This crosses over, but in a fashion that's more ridiculous than controversial. David Arquette isn't a celebrity, he's some third-rate hack who got famous off of cotton candy horror flicks and the fact that he's got celebrity siblings. Anybody who actually enjoys this guy's shtick is in the fourteen-and-under demographic, and I can tell you that they sure as hell aren't watching WCW over their MTV fix.
I think it just comes down to a cut and dry case of overestimation in one's own brilliance. Yeah, that isn't anything new when Russo and Bischoff come to mind. But pimping your title to create a one-week ripple effect without considering the fallout it will cause seven or eight months down the road is just bad business.

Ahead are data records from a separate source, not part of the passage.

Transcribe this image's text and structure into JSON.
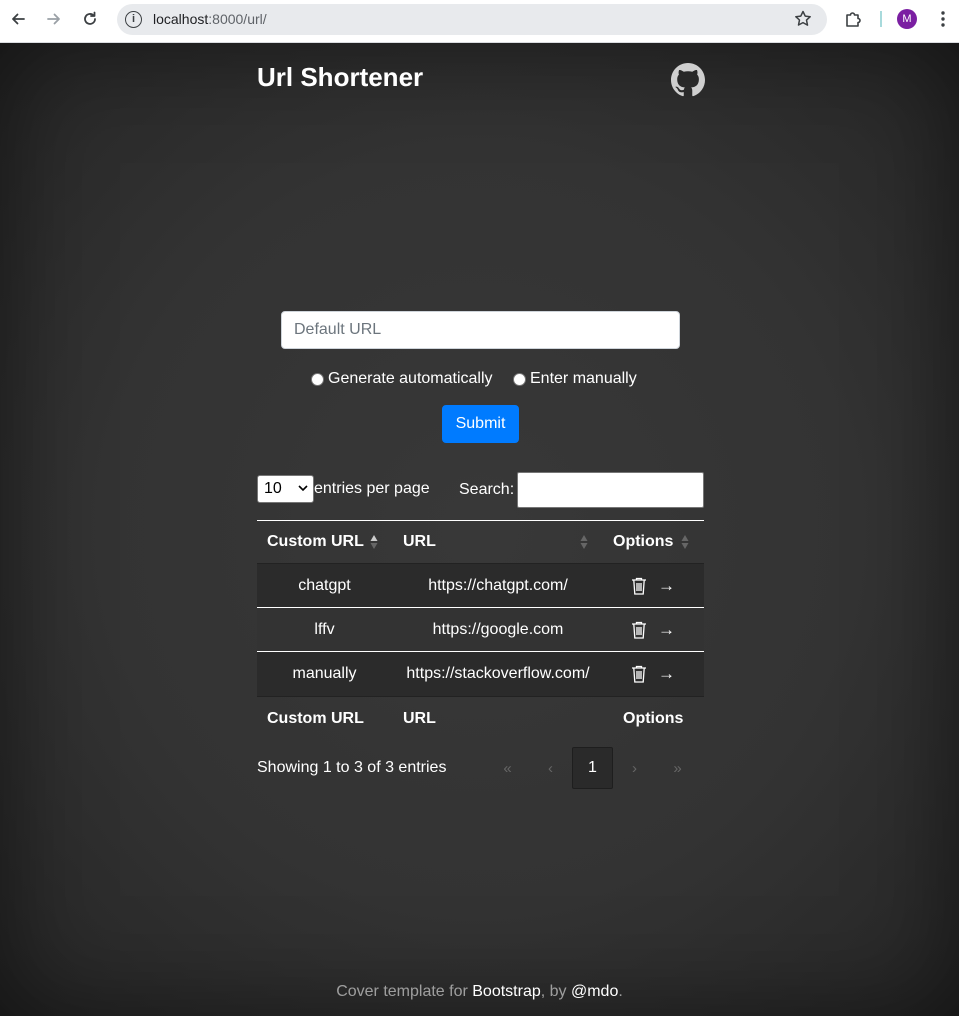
{
  "browser": {
    "url_host": "localhost",
    "url_rest": ":8000/url/",
    "avatar_letter": "M"
  },
  "header": {
    "title": "Url Shortener"
  },
  "form": {
    "url_placeholder": "Default URL",
    "radio_auto": "Generate automatically",
    "radio_manual": "Enter manually",
    "submit_label": "Submit"
  },
  "table_controls": {
    "per_page_value": "10",
    "per_page_label": "entries per page",
    "search_label": "Search:"
  },
  "table": {
    "headers": [
      "Custom URL",
      "URL",
      "Options"
    ],
    "rows": [
      {
        "custom": "chatgpt",
        "url": "https://chatgpt.com/"
      },
      {
        "custom": "lffv",
        "url": "https://google.com"
      },
      {
        "custom": "manually",
        "url": "https://stackoverflow.com/"
      }
    ],
    "footers": [
      "Custom URL",
      "URL",
      "Options"
    ]
  },
  "pagination": {
    "info": "Showing 1 to 3 of 3 entries",
    "first": "«",
    "prev": "‹",
    "current": "1",
    "next": "›",
    "last": "»"
  },
  "footer": {
    "pre": "Cover template for ",
    "bootstrap": "Bootstrap",
    "mid": ", by ",
    "author": "@mdo",
    "post": "."
  },
  "colors": {
    "accent": "#007bff",
    "background": "#333333"
  }
}
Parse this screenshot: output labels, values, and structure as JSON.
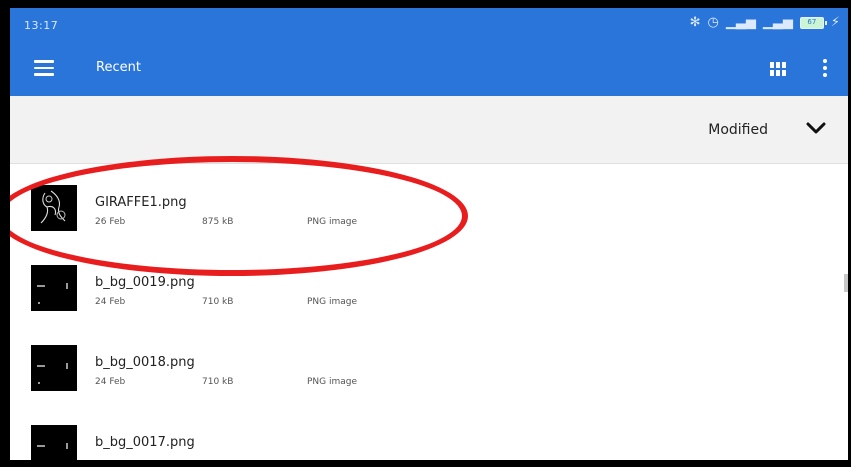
{
  "status_bar": {
    "time": "13:17",
    "battery_level": "67",
    "icons": [
      "bluetooth-icon",
      "alarm-icon",
      "signal-icon",
      "signal-icon-2",
      "battery-icon",
      "charging-icon"
    ]
  },
  "app_bar": {
    "title": "Recent"
  },
  "sort": {
    "label": "Modified"
  },
  "files": [
    {
      "name": "GIRAFFE1.png",
      "date": "26 Feb",
      "size": "875 kB",
      "type": "PNG image"
    },
    {
      "name": "b_bg_0019.png",
      "date": "24 Feb",
      "size": "710 kB",
      "type": "PNG image"
    },
    {
      "name": "b_bg_0018.png",
      "date": "24 Feb",
      "size": "710 kB",
      "type": "PNG image"
    },
    {
      "name": "b_bg_0017.png",
      "date": "",
      "size": "",
      "type": ""
    }
  ],
  "colors": {
    "app_blue": "#2a75d9",
    "annotation_red": "#e81e1e"
  }
}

About your long rant in the Thunder Report:
You're damn right. You're right that Arquette being champ devalues the belt. You're right that there are dozens of wrestlers in the back that deserve that belt a hell of a lot more than Arquette. You're right about all of that. But it gets people thinking about WCW. Are you going to tell me that you're not interested in seeing Nitro just to see what they do with the title? Arquette winning the title is going to be in news, I'm sure. They bring in the mainstream audience to see what's going to happen with Arquette.
It gets people talking about the company and that's what they need. It might have been a slap in the face of all the wrestlers, but business-wise, it was a stroke of genius.
Just my two cents.
The show was to end with a stunt where DDP and Jarrett were fighting on a scaffold or ladder. The idea was Arquette would hit Jarrett with a guitar and he'd take a bump through a gimmicked part of the stage. The only problem was that Asya accidentally stepped into the gimmicked part after she was eliminated, so everyone could see it. Then Arquette also stepped into it and actually fell in. So DDP and Jarrett had to improvise. DDP took the bump.
Too bad such editing jobs weren't around when The Shockmaster graced us (and the concrete) with his presence.